In popular discussions of science, terms such as theory, hypothesis, and even fact are often used quite loosely; in terms of scientific method and philosophy, however, these words actually carry their own specific meanings. In this case, the fundamental difference between a “theory,” on the one hand, and a “hypothesis,” on the other, is that a hypothesis is simply an educated hunch or prediction about the world, which must be tested through experimentation or observation, whereas a theory is a body of such predictions which have consistently held true in the past and can therefore be used to explain current data and to make further predictions.
All theories have their origins in hypotheses. Physical and social scientists refer to their initial argument or suggestion about the way the world works as a hypothesis: in other words, it is an answer to a question, or solution to a problem, which seems to be plausible but hasn’t yet been reliably confirmed through analysis of evidence. The more often and more conclusively a hypothesis is confirmed through scientific tests, the more commonly accepted it will be by scientists working in the relevant field.

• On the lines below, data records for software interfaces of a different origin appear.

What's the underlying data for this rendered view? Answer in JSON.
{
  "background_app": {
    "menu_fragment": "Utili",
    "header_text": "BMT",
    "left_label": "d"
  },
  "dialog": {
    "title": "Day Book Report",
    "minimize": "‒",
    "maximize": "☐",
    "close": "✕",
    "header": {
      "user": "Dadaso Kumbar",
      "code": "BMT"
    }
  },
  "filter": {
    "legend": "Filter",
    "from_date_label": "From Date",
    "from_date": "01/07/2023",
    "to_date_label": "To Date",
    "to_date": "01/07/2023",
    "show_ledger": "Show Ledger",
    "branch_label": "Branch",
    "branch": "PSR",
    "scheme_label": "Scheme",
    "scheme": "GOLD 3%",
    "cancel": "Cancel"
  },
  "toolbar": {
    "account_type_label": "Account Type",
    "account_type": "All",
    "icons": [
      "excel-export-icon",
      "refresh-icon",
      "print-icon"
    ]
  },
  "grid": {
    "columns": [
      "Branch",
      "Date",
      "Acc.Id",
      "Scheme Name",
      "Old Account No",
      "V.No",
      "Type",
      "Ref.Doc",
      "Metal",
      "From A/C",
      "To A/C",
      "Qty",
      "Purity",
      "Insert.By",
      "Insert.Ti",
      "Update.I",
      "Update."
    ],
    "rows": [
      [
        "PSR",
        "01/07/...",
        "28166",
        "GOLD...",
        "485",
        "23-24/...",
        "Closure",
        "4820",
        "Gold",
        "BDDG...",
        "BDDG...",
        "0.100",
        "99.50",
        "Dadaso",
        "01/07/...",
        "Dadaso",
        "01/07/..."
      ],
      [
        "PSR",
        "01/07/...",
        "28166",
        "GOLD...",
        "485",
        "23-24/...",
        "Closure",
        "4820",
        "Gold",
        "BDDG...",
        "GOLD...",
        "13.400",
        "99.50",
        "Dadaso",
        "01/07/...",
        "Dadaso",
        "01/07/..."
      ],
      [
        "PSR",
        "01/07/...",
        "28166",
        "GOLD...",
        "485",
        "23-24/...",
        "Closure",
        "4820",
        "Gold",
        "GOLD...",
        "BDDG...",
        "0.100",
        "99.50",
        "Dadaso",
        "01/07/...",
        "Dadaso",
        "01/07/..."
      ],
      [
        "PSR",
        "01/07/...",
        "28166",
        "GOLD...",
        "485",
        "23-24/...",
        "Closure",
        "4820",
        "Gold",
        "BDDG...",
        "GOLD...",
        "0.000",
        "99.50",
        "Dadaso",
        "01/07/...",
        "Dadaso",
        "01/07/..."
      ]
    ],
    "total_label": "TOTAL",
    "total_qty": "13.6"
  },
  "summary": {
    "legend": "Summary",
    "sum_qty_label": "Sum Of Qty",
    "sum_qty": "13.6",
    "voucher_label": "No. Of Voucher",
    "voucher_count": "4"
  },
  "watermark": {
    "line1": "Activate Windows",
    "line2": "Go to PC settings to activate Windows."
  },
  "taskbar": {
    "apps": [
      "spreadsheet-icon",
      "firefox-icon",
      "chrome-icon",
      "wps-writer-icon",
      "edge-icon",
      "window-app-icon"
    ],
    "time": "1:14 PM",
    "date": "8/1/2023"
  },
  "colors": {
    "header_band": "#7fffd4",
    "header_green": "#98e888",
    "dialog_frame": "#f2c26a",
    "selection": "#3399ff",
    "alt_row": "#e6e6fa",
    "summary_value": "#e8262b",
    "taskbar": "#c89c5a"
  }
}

At the moment, the “theory” of intelligent design also qualifies as a hypothesis – although it is, at best, debatable whether there are naturalistic means of testing this hypothesis. Other hypotheses are also important in certain areas of scientific research; for example, scientists have yet to confirm the hypothesized existence of dark energy in the universe, but if it does exist (as has been suggested), it would explain a lot of puzzling inconsistencies which currently acknowledged theories are unable to explain, notably the fact that the universe seems to be considerably lighter than our best models otherwise suggest it should be.
Precisely when a hypothesis or set of hypotheses has been accepted long enough to qualify as a theory is a fuzzy matter, at best (an irony given that science in general prizes certainty wherever it is plausible and possible to do so). In general, a theory is commonly accepted as a valid explanation of some facet of the natural world by many or most researchers in a given field, and is accepted as at least a reasonably merited proposition even by those who are reluctant to accept its validity.
Natural evolution, for example, is a currently accepted biological theory. It has been repeatedly tested through observations of the fossilized and other remains of past organisms, and has largely held true. In the process, there have been various amendments to the theory of evolution itself, the most important of which probably involve the role of genetics and DNA (something Charles Darwin, for example, was entirely unaware of). For this reason, the present state of a theory may or may not closely resemble the hypothesis which it originally took the form of.
Even the strongest theory, it should be noted, is still only a theory – that is, it is well-regarded only because it has reliably explained the results of past experiments and observations. New evidence, or new tests (or both), may well overturn even the best-established of scientific theories. For example, Newtonian theories of physics (classical mechanics and the theory of gravity) were considered quite valid until they were overturned by Albert Einstein’s theory of relativity, and are still considered useful enough when applied to relatively heavy, slow-travelling objects.